1. Many employers prefer applicants who have a bachelor’s degree:

  • Marketing
  • Public Relations
  • Communications
  • Business
  • Hotel or Hospitality Management

2. Experience planning meetings for a university organization or club (Also think Internships!)

3. Useful Skills:

  • Excellent written and verbal communications
  • Interpersonal skills
  • Good at establishing and maintaining relationships
  • Detail-oriented
  • Ability to multi-task
  • Meet tight deadlines
  • Maintain composure under pressure
  • Quantitative and analytical skills
  • Computer skills
  • Speaking multiple languages may be a plus

Job Prospects: Employment of meeting and convention planners is expected to grow 16 percent over the 2008-18 decade, which is faster than the average for all occupations.  Opportunities will be best for individuals with a bachelor’s degree and some meeting planning experience.

For Further Information:

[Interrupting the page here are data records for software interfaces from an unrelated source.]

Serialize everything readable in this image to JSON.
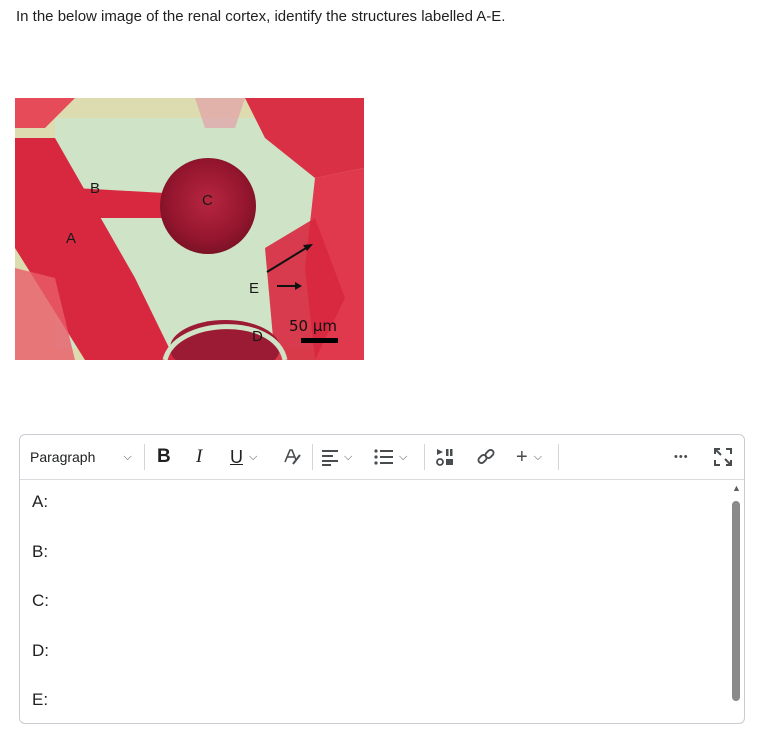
{
  "question": {
    "text": "In the below image of the renal cortex, identify the structures labelled A-E."
  },
  "micrograph": {
    "labels": {
      "a": "A",
      "b": "B",
      "c": "C",
      "d": "D",
      "e": "E"
    },
    "scale_text": "50 µm"
  },
  "toolbar": {
    "paragraph_label": "Paragraph",
    "bold_label": "B",
    "italic_label": "I",
    "underline_label": "U",
    "add_label": "+",
    "more_label": "•••"
  },
  "content": {
    "lines": [
      "A:",
      "B:",
      "C:",
      "D:",
      "E:"
    ]
  },
  "colors": {
    "tissue_red": "#d8283f",
    "glomerulus": "#9c1b34",
    "background_green": "#cfe3c6",
    "border": "#c9cdd2"
  }
}
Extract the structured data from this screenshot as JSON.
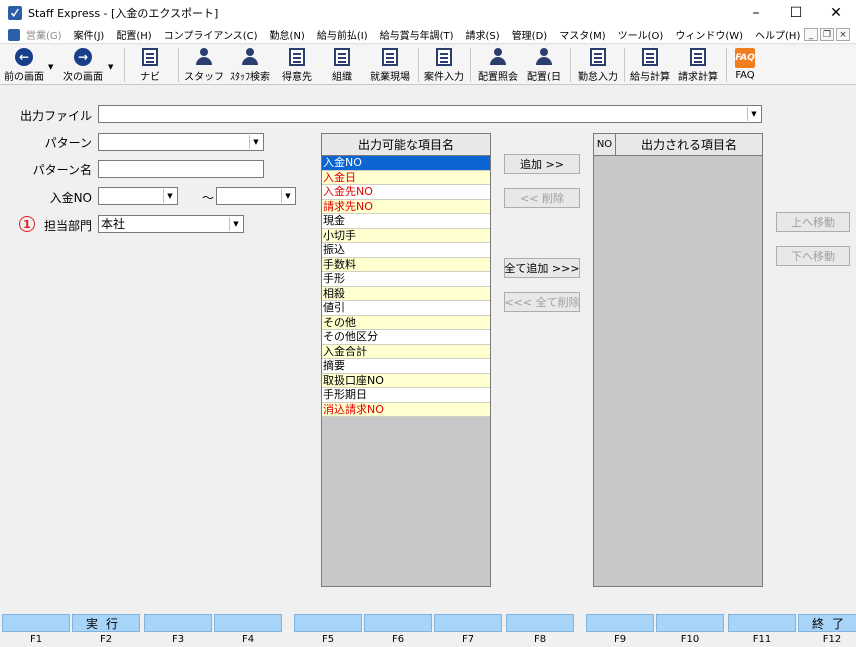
{
  "window": {
    "title": "Staff Express - [入金のエクスポート]",
    "minimize": "–",
    "maximize": "☐",
    "close": "✕"
  },
  "menu": {
    "items": [
      {
        "label": "営業(G)",
        "disabled": true
      },
      {
        "label": "案件(J)",
        "disabled": false
      },
      {
        "label": "配置(H)",
        "disabled": false
      },
      {
        "label": "コンプライアンス(C)",
        "disabled": false
      },
      {
        "label": "勤怠(N)",
        "disabled": false
      },
      {
        "label": "給与前払(I)",
        "disabled": false
      },
      {
        "label": "給与賞与年調(T)",
        "disabled": false
      },
      {
        "label": "請求(S)",
        "disabled": false
      },
      {
        "label": "管理(D)",
        "disabled": false
      },
      {
        "label": "マスタ(M)",
        "disabled": false
      },
      {
        "label": "ツール(O)",
        "disabled": false
      },
      {
        "label": "ウィンドウ(W)",
        "disabled": false
      },
      {
        "label": "ヘルプ(H)",
        "disabled": false
      }
    ],
    "mdi_min": "_",
    "mdi_restore": "❐",
    "mdi_close": "×"
  },
  "toolbar": {
    "back": "前の画面",
    "forward": "次の画面",
    "navi": "ナビ",
    "staff": "スタッフ",
    "staff_search": "ｽﾀｯﾌ検索",
    "client": "得意先",
    "org": "組織",
    "worksite": "就業現場",
    "case_input": "案件入力",
    "placement_inquiry": "配置照会",
    "placement_day": "配置(日",
    "attendance_input": "勤怠入力",
    "salary_calc": "給与計算",
    "billing_calc": "請求計算",
    "faq": "FAQ",
    "faq_icon_text": "FAQ"
  },
  "form": {
    "output_file_label": "出力ファイル",
    "output_file_value": "",
    "pattern_label": "パターン",
    "pattern_value": "",
    "pattern_name_label": "パターン名",
    "pattern_name_value": "",
    "deposit_no_label": "入金NO",
    "deposit_no_from": "",
    "tilde": "～",
    "deposit_no_to": "",
    "circled_number": "1",
    "department_label": "担当部門",
    "department_value": "本社"
  },
  "available_list": {
    "header": "出力可能な項目名",
    "items": [
      {
        "label": "入金NO",
        "red": false,
        "selected": true
      },
      {
        "label": "入金日",
        "red": true,
        "selected": false
      },
      {
        "label": "入金先NO",
        "red": true,
        "selected": false
      },
      {
        "label": "請求先NO",
        "red": true,
        "selected": false
      },
      {
        "label": "現金",
        "red": false,
        "selected": false
      },
      {
        "label": "小切手",
        "red": false,
        "selected": false
      },
      {
        "label": "振込",
        "red": false,
        "selected": false
      },
      {
        "label": "手数料",
        "red": false,
        "selected": false
      },
      {
        "label": "手形",
        "red": false,
        "selected": false
      },
      {
        "label": "相殺",
        "red": false,
        "selected": false
      },
      {
        "label": "値引",
        "red": false,
        "selected": false
      },
      {
        "label": "その他",
        "red": false,
        "selected": false
      },
      {
        "label": "その他区分",
        "red": false,
        "selected": false
      },
      {
        "label": "入金合計",
        "red": false,
        "selected": false
      },
      {
        "label": "摘要",
        "red": false,
        "selected": false
      },
      {
        "label": "取扱口座NO",
        "red": false,
        "selected": false
      },
      {
        "label": "手形期日",
        "red": false,
        "selected": false
      },
      {
        "label": "消込請求NO",
        "red": true,
        "selected": false
      }
    ]
  },
  "buttons": {
    "add": "追加 >>",
    "remove": "<< 削除",
    "add_all": "全て追加 >>>",
    "remove_all": "<<< 全て削除",
    "move_up": "上へ移動",
    "move_down": "下へ移動"
  },
  "output_list": {
    "no_header": "NO",
    "name_header": "出力される項目名"
  },
  "fkeys": [
    {
      "key": "F1",
      "label": ""
    },
    {
      "key": "F2",
      "label": "実行"
    },
    {
      "key": "F3",
      "label": ""
    },
    {
      "key": "F4",
      "label": ""
    },
    {
      "key": "F5",
      "label": ""
    },
    {
      "key": "F6",
      "label": ""
    },
    {
      "key": "F7",
      "label": ""
    },
    {
      "key": "F8",
      "label": ""
    },
    {
      "key": "F9",
      "label": ""
    },
    {
      "key": "F10",
      "label": ""
    },
    {
      "key": "F11",
      "label": ""
    },
    {
      "key": "F12",
      "label": "終了"
    }
  ]
}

  1. Occupational Outlook Handbook, 2010-11 Edition Meeting and Convention Planners
  2. For information about meeting planner certification, contact: Convention Industry Council, 700 N. Fairfax St., Suite 510, Alexandria, VA 22314
  3. For information about the Certified Government Meeting Professional designation, contact: Society of Government Meeting Professionals, 908 King St., Lower Level, Alexandria, VA 22314
  4. For information about internships and on-campus student meeting planning organizations, contact: Professional Convention Management Association, 2301 S. Lake Shore Dr., Suite 1001, Chicago, IL 60616-1419
  5. For information about meeting planning education, entering the profession, and career paths, contact: Meeting Professionals International, 3030 Lyndon B Johnson Fwy., Suite 1700, Dallas, TX 75234-2759
  6. Additional career information about meeting and convention planners

Managing Your Online and Social Media Presence

It’s no secret—social media is a growing industry these days, and it’s growing fast. This being said, whether you like it or not, embracing social media is a must in this day and age.

First off, it’s a way to brand yourself. Social media branding is low cost and it’s a way to communicate with people inside and outside your company. According to a study conducted by Harris Interactive, 45 percent of employers said that they were using social networks such as Facebook, LinkedIn and Twitter to screen their candidates. When viewing social media presence, 35 percent of employers said that they decided not to offer a position after viewing one of the previously mentioned sites. More than half of the employers who participated said that the main reason for not offering a job was because of provocative photos.

Secondly, social media is a way to engage, simultaneously, with a broad range of people. You can engage with your peers, employers, consumers, and especially with the younger generations. Social media can be a time consuming thing, but you can reach numerous people at the same time. Make sure to set some time aside each day to upkeep your social media presence, check your Twitter, Facebook and LinkedIn for chatter and new ways to network every day.

Finally, social media can also be a learning tool. Yes, that’s right, a learning tool.  Information and feedback is given to you instantly. Take the time to check out those discussion groups you’ve joined on LinkedIn, and comment on the topics. This is not only a way to boost knowledge, but you may stumble upon a networking opportunity by giving feedback. Twitter has millions of companies and organizations that tweet out interesting articles every day. Local news stations are beginning to use Twitter, big name websites such as Mashable tweet out useful information, and you can even find jobs through Twitter.

Managing a social media and online presence can be a time consuming thing, but just remember that 45 percent of employers are now using social media as a tool to screen there contacts.  It will be well worth your time to keep your presence clean and up to par.

Photos by ivanpw and daniel_iversen